    Darwin tells us in his autobiography that, in his love for the biological, he lost all the taste he once had for poetry and music, and he regretted the loss all the days of his life. Nothing so much dulls the capacity for the spiritual as excessive dedication to the material.

  7. Covetousness

    On this matter, he had something to say to both the rich and the poor:

    To the poor:

    [Covetousness] once was monopolized by the avaricious rich; now it is shared by the envious poor. Because a man has no money in his pockets is no proof that he is not covetous; he may be involuntarily poor with a passion for wealth far in excess of those who possess.
    There are very few disinterested lovers of the poor today; most of their so-called champions do not love the poor as much as they hate the rich. They hate all the rich, but they love only those poor who will help them attain their wicked ends.

    To the rich:

    [He] is a fallen man, because of a bad exchange; he might have had Heaven through his generosity but he has only the earth. He could have kept his soul but he sold it for material things.
    When a man loves wealth inordinately, he and it grow together like a tree pushing itself in growth through the crevices of a rock. Death to such a man is a painful wrench, because of his cose identification with the material. He has everything to live for, nothing to die for. He becomes at death the most destitute and despoiled beggar in the universe, for he has nothing he can take with him.

    And these, about eternity:

    That disproportion between the infinite and the finite is the cause of disappointment. We have eternity in our heart, but time on our hands. The soul demands a heaven, and we get only an earth. Our eyes look up to the mountains, but they rest only on the plains.
    Everything is disappointing except the redemptive love of our Lord. You can go on acquiring things, but you will be poor until your soul is filled with the love of Him who died on the cross for you.

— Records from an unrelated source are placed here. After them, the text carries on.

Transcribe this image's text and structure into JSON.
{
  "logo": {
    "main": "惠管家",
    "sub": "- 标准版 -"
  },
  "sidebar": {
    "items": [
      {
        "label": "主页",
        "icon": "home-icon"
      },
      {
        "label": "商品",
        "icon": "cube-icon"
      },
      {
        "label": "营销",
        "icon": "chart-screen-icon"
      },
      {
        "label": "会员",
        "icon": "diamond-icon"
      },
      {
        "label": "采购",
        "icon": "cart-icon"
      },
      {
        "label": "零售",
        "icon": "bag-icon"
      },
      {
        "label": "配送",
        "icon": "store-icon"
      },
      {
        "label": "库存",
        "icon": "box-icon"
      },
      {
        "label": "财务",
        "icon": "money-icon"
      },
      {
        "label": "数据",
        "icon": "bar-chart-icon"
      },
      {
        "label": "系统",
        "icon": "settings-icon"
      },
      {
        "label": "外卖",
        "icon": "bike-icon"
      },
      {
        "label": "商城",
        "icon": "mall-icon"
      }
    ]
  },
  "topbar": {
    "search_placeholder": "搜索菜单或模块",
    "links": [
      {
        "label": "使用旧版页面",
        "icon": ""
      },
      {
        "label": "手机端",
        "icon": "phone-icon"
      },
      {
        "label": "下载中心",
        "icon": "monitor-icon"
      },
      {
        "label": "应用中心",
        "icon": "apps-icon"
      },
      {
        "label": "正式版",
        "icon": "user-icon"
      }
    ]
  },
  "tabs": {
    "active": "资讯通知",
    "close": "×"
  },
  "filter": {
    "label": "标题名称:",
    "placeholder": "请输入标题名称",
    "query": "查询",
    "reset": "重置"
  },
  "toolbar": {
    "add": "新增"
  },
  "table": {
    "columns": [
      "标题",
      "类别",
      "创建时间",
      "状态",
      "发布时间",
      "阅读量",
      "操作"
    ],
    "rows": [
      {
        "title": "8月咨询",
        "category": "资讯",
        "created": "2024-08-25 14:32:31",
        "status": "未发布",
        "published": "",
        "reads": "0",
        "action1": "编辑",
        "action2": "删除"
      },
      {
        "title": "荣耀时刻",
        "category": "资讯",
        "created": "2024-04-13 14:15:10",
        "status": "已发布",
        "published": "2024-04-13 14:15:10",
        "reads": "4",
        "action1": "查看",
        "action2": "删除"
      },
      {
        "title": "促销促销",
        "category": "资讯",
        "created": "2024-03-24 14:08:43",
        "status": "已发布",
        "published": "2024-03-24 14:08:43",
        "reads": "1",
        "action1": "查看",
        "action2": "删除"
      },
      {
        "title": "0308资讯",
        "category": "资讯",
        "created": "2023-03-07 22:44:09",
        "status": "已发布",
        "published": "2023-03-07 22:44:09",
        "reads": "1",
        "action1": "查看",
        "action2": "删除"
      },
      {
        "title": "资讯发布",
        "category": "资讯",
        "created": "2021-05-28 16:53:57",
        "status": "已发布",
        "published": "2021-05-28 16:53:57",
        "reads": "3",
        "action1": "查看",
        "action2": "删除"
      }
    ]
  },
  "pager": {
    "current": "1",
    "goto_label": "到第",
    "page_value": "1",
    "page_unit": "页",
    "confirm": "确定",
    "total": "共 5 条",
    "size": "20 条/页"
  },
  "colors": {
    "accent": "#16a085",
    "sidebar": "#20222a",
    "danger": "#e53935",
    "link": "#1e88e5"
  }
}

I found so many insights to the human heart that it is impossible to leave this book! I think I'll make it a point to read this book again and again, especially during Advent and Lenten seasons. It'd also make a good gift for anyone this Advent.

Happy Advent to all!